==== Task input
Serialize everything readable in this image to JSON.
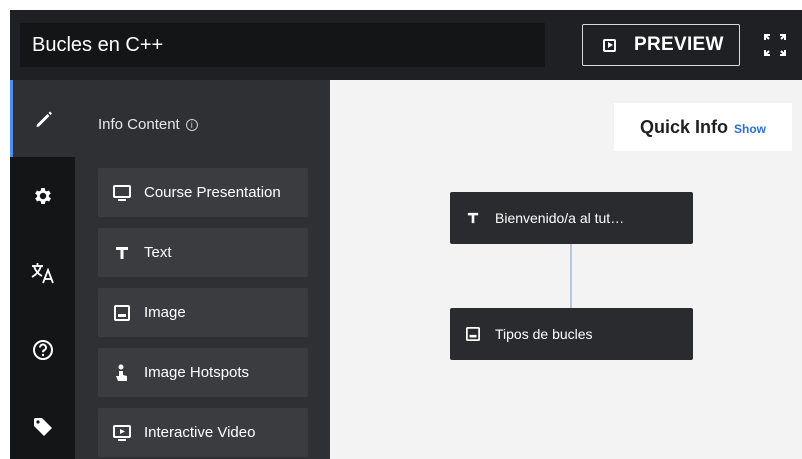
{
  "header": {
    "title_value": "Bucles en C++",
    "preview_label": "PREVIEW"
  },
  "rail": {
    "items": [
      {
        "icon": "pencil-icon",
        "active": true
      },
      {
        "icon": "gear-icon",
        "active": false
      },
      {
        "icon": "translate-icon",
        "active": false
      },
      {
        "icon": "help-icon",
        "active": false
      },
      {
        "icon": "tag-icon",
        "active": false
      }
    ]
  },
  "panel": {
    "heading": "Info Content",
    "info_glyph": "i",
    "content_types": [
      {
        "label": "Course Presentation",
        "icon": "monitor-icon"
      },
      {
        "label": "Text",
        "icon": "text-icon"
      },
      {
        "label": "Image",
        "icon": "image-icon"
      },
      {
        "label": "Image Hotspots",
        "icon": "hotspot-icon"
      },
      {
        "label": "Interactive Video",
        "icon": "video-icon"
      }
    ]
  },
  "canvas": {
    "quick_info_title": "Quick Info",
    "quick_info_toggle": "Show",
    "nodes": [
      {
        "label": "Bienvenido/a al tut…",
        "icon": "text-icon"
      },
      {
        "label": "Tipos de bucles",
        "icon": "image-icon"
      }
    ]
  },
  "colors": {
    "topbar": "#1f2023",
    "rail": "#141517",
    "panel": "#2e3033",
    "item": "#3a3c40",
    "canvas": "#f3f3f3",
    "accent": "#4a8ff0",
    "link": "#2b6fd6",
    "connector": "#b9c7dc"
  }
}
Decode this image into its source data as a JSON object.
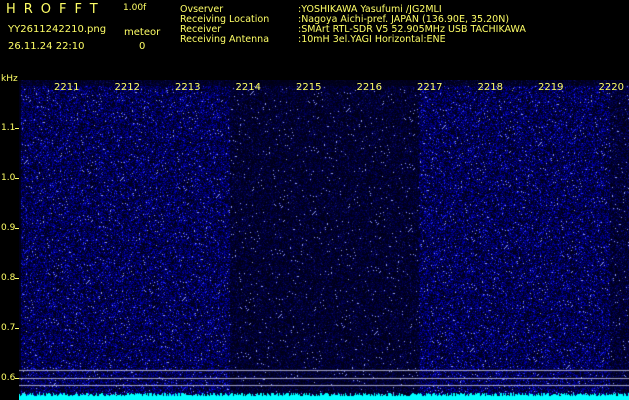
{
  "header": {
    "brand": "HROFFT",
    "version": "1.00f",
    "filename": "YY2611242210.png",
    "datetime": "26.11.24 22:10",
    "meteor_label": "meteor",
    "meteor_count": "0"
  },
  "info": [
    {
      "label": "Ovserver",
      "value": ":YOSHIKAWA Yasufumi /JG2MLI"
    },
    {
      "label": "Receiving Location",
      "value": ":Nagoya Aichi-pref. JAPAN (136.90E, 35.20N)"
    },
    {
      "label": "Receiver",
      "value": ":SMArt RTL-SDR V5 52.905MHz USB TACHIKAWA"
    },
    {
      "label": "Receiving Antenna",
      "value": ":10mH 3el.YAGI Horizontal:ENE"
    }
  ],
  "chart_data": {
    "type": "heatmap",
    "ylabel": "kHz",
    "y_ticks": [
      "1.1",
      "1.0",
      "0.9",
      "0.8",
      "0.7",
      "0.6"
    ],
    "x_ticks": [
      "2211",
      "2212",
      "2213",
      "2214",
      "2215",
      "2216",
      "2217",
      "2218",
      "2219",
      "2220"
    ],
    "colors": {
      "background": "#000000",
      "noise_low": "#000033",
      "noise_high": "#3030ff",
      "baseline": "#00ffff",
      "label": "#ffff66"
    }
  }
}
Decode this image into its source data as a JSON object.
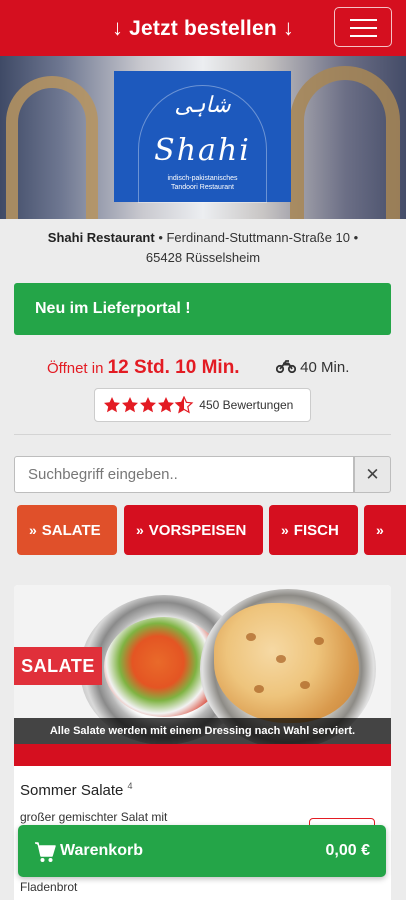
{
  "header": {
    "title": "Jetzt bestellen",
    "arrow_left": "↓",
    "arrow_right": "↓",
    "menu_icon": "hamburger-menu-icon"
  },
  "logo": {
    "script_top": "شاہی",
    "script_main": "Shahi",
    "tagline_line1": "indisch-pakistanisches",
    "tagline_line2": "Tandoori Restaurant"
  },
  "restaurant": {
    "name": "Shahi Restaurant",
    "sep": " • ",
    "street": "Ferdinand-Stuttmann-Straße 10",
    "sep2": " •",
    "city": "65428 Rüsselsheim"
  },
  "banner": {
    "text": "Neu im Lieferportal !"
  },
  "status": {
    "opens_prefix": "Öffnet in",
    "opens_time": "12 Std. 10 Min.",
    "delivery_icon": "motorbike-icon",
    "delivery_time": "40 Min.",
    "delivery_icon_glyph": "🏍"
  },
  "rating": {
    "stars_glyph": "★★★★★",
    "stars_value": 4.5,
    "reviews": "450 Bewertungen"
  },
  "search": {
    "placeholder": "Suchbegriff eingeben..",
    "clear_glyph": "✕"
  },
  "categories": [
    {
      "label": "SALATE",
      "chev": "»"
    },
    {
      "label": "VORSPEISEN",
      "chev": "»"
    },
    {
      "label": "FISCH",
      "chev": "»"
    },
    {
      "label": "",
      "chev": "»"
    }
  ],
  "section": {
    "badge": "SALATE",
    "caption": "Alle Salate werden mit einem Dressing nach Wahl serviert."
  },
  "item": {
    "title": "Sommer Salate",
    "footnote": "4",
    "desc": "großer gemischter Salat mit",
    "desc2": "Fladenbrot"
  },
  "cart": {
    "label": "Warenkorb",
    "total": "0,00 €",
    "colors": {
      "green": "#24a548",
      "red": "#d50f1f"
    }
  }
}
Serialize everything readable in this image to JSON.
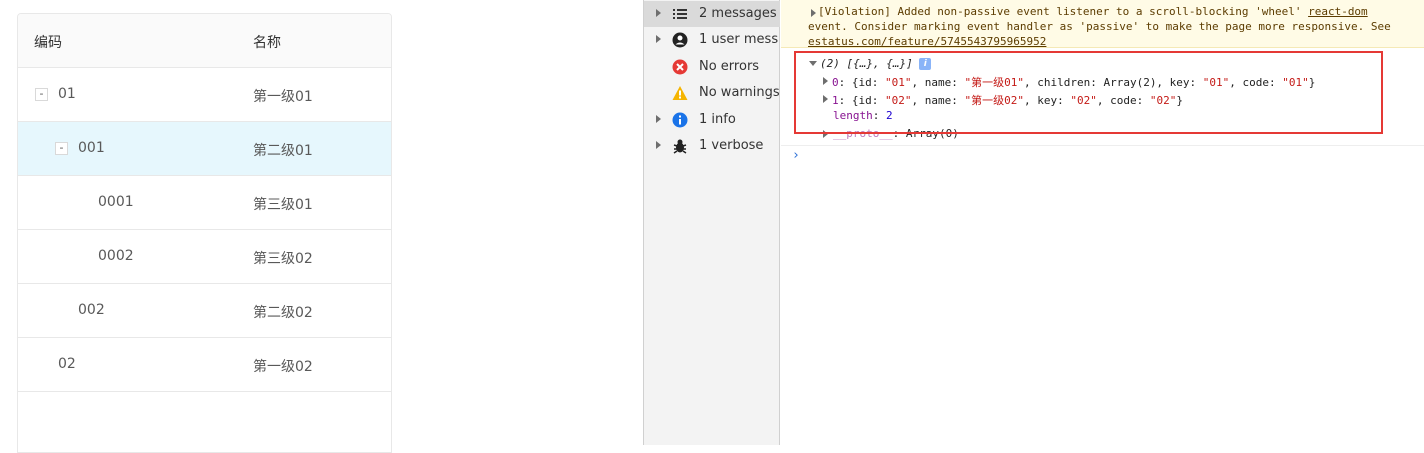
{
  "table": {
    "headers": {
      "code": "编码",
      "name": "名称"
    },
    "rows": [
      {
        "code": "01",
        "name": "第一级01",
        "expand": "-"
      },
      {
        "code": "001",
        "name": "第二级01",
        "expand": "-"
      },
      {
        "code": "0001",
        "name": "第三级01"
      },
      {
        "code": "0002",
        "name": "第三级02"
      },
      {
        "code": "002",
        "name": "第二级02"
      },
      {
        "code": "02",
        "name": "第一级02"
      }
    ]
  },
  "devtools": {
    "sidebar": [
      {
        "label": "2 messages",
        "icon": "list-icon"
      },
      {
        "label": "1 user mess...",
        "icon": "user-icon"
      },
      {
        "label": "No errors",
        "icon": "error-icon"
      },
      {
        "label": "No warnings",
        "icon": "warning-icon"
      },
      {
        "label": "1 info",
        "icon": "info-icon"
      },
      {
        "label": "1 verbose",
        "icon": "bug-icon"
      }
    ],
    "violation": {
      "line1": "[Violation] Added non-passive event listener to a scroll-blocking 'wheel'",
      "line1_link": "react-dom",
      "line2": "event. Consider marking event handler as 'passive' to make the page more responsive. See",
      "line3_link": "estatus.com/feature/5745543795965952"
    },
    "log": {
      "summary": "(2) [{…}, {…}]",
      "info_badge": "i",
      "item0": {
        "index": "0",
        "text_pre": "{id: ",
        "id": "\"01\"",
        "name_key": ", name: ",
        "name": "\"第一级01\"",
        "children": ", children: Array(2), key: ",
        "key": "\"01\"",
        "code_key": ", code: ",
        "code": "\"01\"",
        "close": "}"
      },
      "item1": {
        "index": "1",
        "text_pre": "{id: ",
        "id": "\"02\"",
        "name_key": ", name: ",
        "name": "\"第一级02\"",
        "key_key": ", key: ",
        "key": "\"02\"",
        "code_key": ", code: ",
        "code": "\"02\"",
        "close": "}"
      },
      "length_key": "length",
      "length_val": "2",
      "proto_key": "__proto__",
      "proto_val": ": Array(0)"
    },
    "prompt": "›"
  },
  "colors": {
    "selected_row": "#e6f7fd",
    "highlight_border": "#e53935",
    "violation_bg": "#fffbe6"
  }
}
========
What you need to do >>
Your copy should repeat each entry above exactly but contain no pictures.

Final answer >>
Serialize everything readable in this image to JSON.
{
  "header": {
    "title_value": "Bucles en C++",
    "preview_label": "PREVIEW"
  },
  "rail": {
    "items": [
      {
        "icon": "pencil-icon",
        "active": true
      },
      {
        "icon": "gear-icon",
        "active": false
      },
      {
        "icon": "translate-icon",
        "active": false
      },
      {
        "icon": "help-icon",
        "active": false
      },
      {
        "icon": "tag-icon",
        "active": false
      }
    ]
  },
  "panel": {
    "heading": "Info Content",
    "info_glyph": "i",
    "content_types": [
      {
        "label": "Course Presentation",
        "icon": "monitor-icon"
      },
      {
        "label": "Text",
        "icon": "text-icon"
      },
      {
        "label": "Image",
        "icon": "image-icon"
      },
      {
        "label": "Image Hotspots",
        "icon": "hotspot-icon"
      },
      {
        "label": "Interactive Video",
        "icon": "video-icon"
      }
    ]
  },
  "canvas": {
    "quick_info_title": "Quick Info",
    "quick_info_toggle": "Show",
    "nodes": [
      {
        "label": "Bienvenido/a al tut…",
        "icon": "text-icon"
      },
      {
        "label": "Tipos de bucles",
        "icon": "image-icon"
      }
    ]
  },
  "colors": {
    "topbar": "#1f2023",
    "rail": "#141517",
    "panel": "#2e3033",
    "item": "#3a3c40",
    "canvas": "#f3f3f3",
    "accent": "#4a8ff0",
    "link": "#2b6fd6",
    "connector": "#b9c7dc"
  }
}
Decode this image into its source data as a JSON object.
{
  "header": {
    "brand": "HROFFT",
    "version": "1.00f",
    "filename": "YY2611242210.png",
    "datetime": "26.11.24 22:10",
    "meteor_label": "meteor",
    "meteor_count": "0"
  },
  "info": [
    {
      "label": "Ovserver",
      "value": ":YOSHIKAWA Yasufumi /JG2MLI"
    },
    {
      "label": "Receiving Location",
      "value": ":Nagoya Aichi-pref. JAPAN (136.90E, 35.20N)"
    },
    {
      "label": "Receiver",
      "value": ":SMArt RTL-SDR V5 52.905MHz USB TACHIKAWA"
    },
    {
      "label": "Receiving Antenna",
      "value": ":10mH 3el.YAGI Horizontal:ENE"
    }
  ],
  "chart_data": {
    "type": "heatmap",
    "ylabel": "kHz",
    "y_ticks": [
      "1.1",
      "1.0",
      "0.9",
      "0.8",
      "0.7",
      "0.6"
    ],
    "x_ticks": [
      "2211",
      "2212",
      "2213",
      "2214",
      "2215",
      "2216",
      "2217",
      "2218",
      "2219",
      "2220"
    ],
    "colors": {
      "background": "#000000",
      "noise_low": "#000033",
      "noise_high": "#3030ff",
      "baseline": "#00ffff",
      "label": "#ffff66"
    }
  }
}
Decode this image into its source data as a JSON object.
{
  "header": {
    "title": "Jetzt bestellen",
    "arrow_left": "↓",
    "arrow_right": "↓",
    "menu_icon": "hamburger-menu-icon"
  },
  "logo": {
    "script_top": "شاہی",
    "script_main": "Shahi",
    "tagline_line1": "indisch-pakistanisches",
    "tagline_line2": "Tandoori Restaurant"
  },
  "restaurant": {
    "name": "Shahi Restaurant",
    "sep": " • ",
    "street": "Ferdinand-Stuttmann-Straße 10",
    "sep2": " •",
    "city": "65428 Rüsselsheim"
  },
  "banner": {
    "text": "Neu im Lieferportal !"
  },
  "status": {
    "opens_prefix": "Öffnet in",
    "opens_time": "12 Std. 10 Min.",
    "delivery_icon": "motorbike-icon",
    "delivery_time": "40 Min.",
    "delivery_icon_glyph": "🏍"
  },
  "rating": {
    "stars_glyph": "★★★★★",
    "stars_value": 4.5,
    "reviews": "450 Bewertungen"
  },
  "search": {
    "placeholder": "Suchbegriff eingeben..",
    "clear_glyph": "✕"
  },
  "categories": [
    {
      "label": "SALATE",
      "chev": "»"
    },
    {
      "label": "VORSPEISEN",
      "chev": "»"
    },
    {
      "label": "FISCH",
      "chev": "»"
    },
    {
      "label": "",
      "chev": "»"
    }
  ],
  "section": {
    "badge": "SALATE",
    "caption": "Alle Salate werden mit einem Dressing nach Wahl serviert."
  },
  "item": {
    "title": "Sommer Salate",
    "footnote": "4",
    "desc": "großer gemischter Salat mit",
    "desc2": "Fladenbrot"
  },
  "cart": {
    "label": "Warenkorb",
    "total": "0,00 €",
    "colors": {
      "green": "#24a548",
      "red": "#d50f1f"
    }
  }
}
Serialize everything readable in this image to JSON.
{
  "table": {
    "headers": {
      "code": "编码",
      "name": "名称"
    },
    "rows": [
      {
        "code": "01",
        "name": "第一级01",
        "expand": "-"
      },
      {
        "code": "001",
        "name": "第二级01",
        "expand": "-"
      },
      {
        "code": "0001",
        "name": "第三级01"
      },
      {
        "code": "0002",
        "name": "第三级02"
      },
      {
        "code": "002",
        "name": "第二级02"
      },
      {
        "code": "02",
        "name": "第一级02"
      }
    ]
  },
  "devtools": {
    "sidebar": [
      {
        "label": "2 messages",
        "icon": "list-icon"
      },
      {
        "label": "1 user mess...",
        "icon": "user-icon"
      },
      {
        "label": "No errors",
        "icon": "error-icon"
      },
      {
        "label": "No warnings",
        "icon": "warning-icon"
      },
      {
        "label": "1 info",
        "icon": "info-icon"
      },
      {
        "label": "1 verbose",
        "icon": "bug-icon"
      }
    ],
    "violation": {
      "line1": "[Violation] Added non-passive event listener to a scroll-blocking 'wheel'",
      "line1_link": "react-dom",
      "line2": "event. Consider marking event handler as 'passive' to make the page more responsive. See",
      "line3_link": "estatus.com/feature/5745543795965952"
    },
    "log": {
      "summary": "(2) [{…}, {…}]",
      "info_badge": "i",
      "item0": {
        "index": "0",
        "text_pre": "{id: ",
        "id": "\"01\"",
        "name_key": ", name: ",
        "name": "\"第一级01\"",
        "children": ", children: Array(2), key: ",
        "key": "\"01\"",
        "code_key": ", code: ",
        "code": "\"01\"",
        "close": "}"
      },
      "item1": {
        "index": "1",
        "text_pre": "{id: ",
        "id": "\"02\"",
        "name_key": ", name: ",
        "name": "\"第一级02\"",
        "key_key": ", key: ",
        "key": "\"02\"",
        "code_key": ", code: ",
        "code": "\"02\"",
        "close": "}"
      },
      "length_key": "length",
      "length_val": "2",
      "proto_key": "__proto__",
      "proto_val": ": Array(0)"
    },
    "prompt": "›"
  },
  "colors": {
    "selected_row": "#e6f7fd",
    "highlight_border": "#e53935",
    "violation_bg": "#fffbe6"
  }
}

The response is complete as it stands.